--- Records provided Enclosed Below ---

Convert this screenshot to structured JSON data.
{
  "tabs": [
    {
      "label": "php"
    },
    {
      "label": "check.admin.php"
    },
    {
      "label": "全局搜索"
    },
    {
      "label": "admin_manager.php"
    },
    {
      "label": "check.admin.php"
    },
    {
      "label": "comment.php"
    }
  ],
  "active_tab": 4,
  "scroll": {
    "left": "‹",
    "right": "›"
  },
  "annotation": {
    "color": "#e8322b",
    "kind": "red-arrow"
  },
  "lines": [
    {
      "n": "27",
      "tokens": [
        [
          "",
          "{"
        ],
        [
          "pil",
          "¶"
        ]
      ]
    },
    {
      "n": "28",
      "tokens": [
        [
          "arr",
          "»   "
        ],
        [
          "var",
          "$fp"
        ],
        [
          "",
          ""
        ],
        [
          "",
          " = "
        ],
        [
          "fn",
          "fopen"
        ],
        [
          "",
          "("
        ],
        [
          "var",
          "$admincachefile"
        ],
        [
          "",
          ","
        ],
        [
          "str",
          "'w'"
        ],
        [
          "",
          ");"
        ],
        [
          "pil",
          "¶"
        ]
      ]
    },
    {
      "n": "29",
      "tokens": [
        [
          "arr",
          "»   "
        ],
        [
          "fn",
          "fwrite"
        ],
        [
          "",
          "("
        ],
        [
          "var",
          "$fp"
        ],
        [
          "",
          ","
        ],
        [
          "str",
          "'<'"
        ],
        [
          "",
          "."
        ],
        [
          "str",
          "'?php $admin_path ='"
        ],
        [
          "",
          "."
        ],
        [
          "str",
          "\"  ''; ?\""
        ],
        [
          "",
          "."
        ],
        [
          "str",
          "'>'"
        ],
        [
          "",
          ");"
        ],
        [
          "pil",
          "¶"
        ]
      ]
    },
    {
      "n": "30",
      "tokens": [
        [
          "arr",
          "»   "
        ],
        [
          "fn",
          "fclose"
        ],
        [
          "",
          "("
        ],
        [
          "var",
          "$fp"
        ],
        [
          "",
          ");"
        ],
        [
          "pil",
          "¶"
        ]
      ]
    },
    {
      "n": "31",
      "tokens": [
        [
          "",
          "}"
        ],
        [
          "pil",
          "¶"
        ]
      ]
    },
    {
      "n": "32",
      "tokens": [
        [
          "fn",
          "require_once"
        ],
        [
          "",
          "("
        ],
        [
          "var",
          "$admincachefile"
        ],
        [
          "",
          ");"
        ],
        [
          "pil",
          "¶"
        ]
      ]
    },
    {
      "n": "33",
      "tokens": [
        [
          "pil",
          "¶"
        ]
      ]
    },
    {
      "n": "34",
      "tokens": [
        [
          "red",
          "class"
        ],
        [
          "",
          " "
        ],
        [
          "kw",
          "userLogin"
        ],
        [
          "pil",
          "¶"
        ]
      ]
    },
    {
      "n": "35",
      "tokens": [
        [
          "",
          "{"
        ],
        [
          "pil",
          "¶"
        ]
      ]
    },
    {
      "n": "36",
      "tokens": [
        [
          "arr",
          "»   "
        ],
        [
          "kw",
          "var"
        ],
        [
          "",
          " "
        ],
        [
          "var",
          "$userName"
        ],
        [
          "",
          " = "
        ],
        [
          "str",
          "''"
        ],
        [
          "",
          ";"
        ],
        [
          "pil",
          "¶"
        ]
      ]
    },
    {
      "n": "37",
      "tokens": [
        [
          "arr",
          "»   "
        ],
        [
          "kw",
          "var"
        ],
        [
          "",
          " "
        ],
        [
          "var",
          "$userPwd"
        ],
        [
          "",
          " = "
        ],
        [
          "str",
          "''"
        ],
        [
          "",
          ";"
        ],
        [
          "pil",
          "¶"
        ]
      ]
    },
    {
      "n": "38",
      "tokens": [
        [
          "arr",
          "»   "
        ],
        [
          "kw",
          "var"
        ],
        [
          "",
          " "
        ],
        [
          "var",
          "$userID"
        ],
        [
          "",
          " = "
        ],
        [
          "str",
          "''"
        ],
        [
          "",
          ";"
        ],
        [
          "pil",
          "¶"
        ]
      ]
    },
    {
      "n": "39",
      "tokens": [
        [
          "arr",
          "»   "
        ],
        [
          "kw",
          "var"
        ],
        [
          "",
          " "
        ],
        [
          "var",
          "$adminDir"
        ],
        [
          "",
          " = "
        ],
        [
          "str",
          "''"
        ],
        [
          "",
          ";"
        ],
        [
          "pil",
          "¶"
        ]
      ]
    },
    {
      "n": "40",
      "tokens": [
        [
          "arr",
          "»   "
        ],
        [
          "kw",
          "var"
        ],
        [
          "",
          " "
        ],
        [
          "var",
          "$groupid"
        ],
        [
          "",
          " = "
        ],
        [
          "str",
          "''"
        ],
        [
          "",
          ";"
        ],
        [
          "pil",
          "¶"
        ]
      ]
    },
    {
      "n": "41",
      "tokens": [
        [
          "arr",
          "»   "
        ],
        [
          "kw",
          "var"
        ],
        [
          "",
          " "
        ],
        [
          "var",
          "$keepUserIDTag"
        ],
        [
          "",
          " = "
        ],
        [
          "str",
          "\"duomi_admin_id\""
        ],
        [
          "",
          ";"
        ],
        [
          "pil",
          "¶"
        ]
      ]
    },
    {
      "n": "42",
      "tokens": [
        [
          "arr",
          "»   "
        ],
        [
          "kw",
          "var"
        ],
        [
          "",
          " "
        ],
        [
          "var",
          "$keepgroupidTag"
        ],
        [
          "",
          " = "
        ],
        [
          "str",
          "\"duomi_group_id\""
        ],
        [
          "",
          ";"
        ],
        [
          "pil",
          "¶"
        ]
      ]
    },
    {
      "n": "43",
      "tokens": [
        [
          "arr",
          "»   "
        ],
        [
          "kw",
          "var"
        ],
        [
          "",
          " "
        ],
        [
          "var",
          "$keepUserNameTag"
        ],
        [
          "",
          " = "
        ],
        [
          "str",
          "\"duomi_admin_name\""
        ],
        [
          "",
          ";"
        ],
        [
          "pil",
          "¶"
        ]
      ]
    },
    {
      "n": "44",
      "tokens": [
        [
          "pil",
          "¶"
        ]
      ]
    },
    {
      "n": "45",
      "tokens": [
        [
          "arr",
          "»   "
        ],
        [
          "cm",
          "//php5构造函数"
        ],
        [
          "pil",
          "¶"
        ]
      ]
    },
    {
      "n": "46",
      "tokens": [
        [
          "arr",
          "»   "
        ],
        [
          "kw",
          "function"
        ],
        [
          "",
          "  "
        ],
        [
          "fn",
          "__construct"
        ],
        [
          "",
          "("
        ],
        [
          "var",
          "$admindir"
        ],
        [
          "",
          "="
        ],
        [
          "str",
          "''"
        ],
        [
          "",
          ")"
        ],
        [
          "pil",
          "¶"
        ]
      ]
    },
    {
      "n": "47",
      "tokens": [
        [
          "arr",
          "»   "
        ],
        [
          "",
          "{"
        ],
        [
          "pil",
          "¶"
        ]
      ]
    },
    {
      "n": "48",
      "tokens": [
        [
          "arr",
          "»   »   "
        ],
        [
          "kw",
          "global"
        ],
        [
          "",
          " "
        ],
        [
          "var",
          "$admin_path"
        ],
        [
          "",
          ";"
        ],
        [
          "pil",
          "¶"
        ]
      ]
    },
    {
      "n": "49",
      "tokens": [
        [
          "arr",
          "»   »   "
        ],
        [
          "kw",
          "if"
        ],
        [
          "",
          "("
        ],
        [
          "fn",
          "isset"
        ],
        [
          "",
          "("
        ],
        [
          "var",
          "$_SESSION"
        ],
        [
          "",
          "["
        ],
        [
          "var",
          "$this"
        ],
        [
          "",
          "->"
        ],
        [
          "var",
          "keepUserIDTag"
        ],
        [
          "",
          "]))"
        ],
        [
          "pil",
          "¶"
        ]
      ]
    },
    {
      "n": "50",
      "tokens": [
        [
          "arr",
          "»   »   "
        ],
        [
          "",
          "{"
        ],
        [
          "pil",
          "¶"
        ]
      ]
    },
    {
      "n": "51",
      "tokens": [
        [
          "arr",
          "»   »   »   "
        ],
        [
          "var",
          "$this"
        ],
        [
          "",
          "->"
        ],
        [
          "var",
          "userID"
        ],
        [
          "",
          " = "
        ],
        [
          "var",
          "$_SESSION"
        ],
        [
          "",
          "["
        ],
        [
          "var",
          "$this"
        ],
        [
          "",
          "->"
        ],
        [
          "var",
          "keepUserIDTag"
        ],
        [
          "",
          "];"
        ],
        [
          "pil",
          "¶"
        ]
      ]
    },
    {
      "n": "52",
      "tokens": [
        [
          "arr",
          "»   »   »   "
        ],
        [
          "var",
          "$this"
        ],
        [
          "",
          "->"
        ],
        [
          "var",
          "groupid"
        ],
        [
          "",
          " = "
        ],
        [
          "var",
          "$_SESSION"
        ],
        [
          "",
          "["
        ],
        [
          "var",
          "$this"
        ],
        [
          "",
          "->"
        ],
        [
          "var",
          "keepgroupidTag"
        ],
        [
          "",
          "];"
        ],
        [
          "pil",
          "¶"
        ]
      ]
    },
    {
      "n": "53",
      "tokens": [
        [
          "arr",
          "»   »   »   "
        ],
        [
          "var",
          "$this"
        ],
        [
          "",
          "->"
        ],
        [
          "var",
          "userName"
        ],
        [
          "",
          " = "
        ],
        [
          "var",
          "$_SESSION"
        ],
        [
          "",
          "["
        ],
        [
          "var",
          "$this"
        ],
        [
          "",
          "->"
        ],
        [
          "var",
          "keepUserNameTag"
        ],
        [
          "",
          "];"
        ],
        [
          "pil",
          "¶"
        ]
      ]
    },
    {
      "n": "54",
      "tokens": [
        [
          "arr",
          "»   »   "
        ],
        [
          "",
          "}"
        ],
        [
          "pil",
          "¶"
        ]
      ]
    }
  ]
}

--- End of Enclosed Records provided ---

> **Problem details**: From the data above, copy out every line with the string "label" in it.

> **Answer to this problem**:
      "label": "php"
      "label": "check.admin.php"
      "label": "全局搜索"
      "label": "admin_manager.php"
      "label": "check.admin.php"
      "label": "comment.php"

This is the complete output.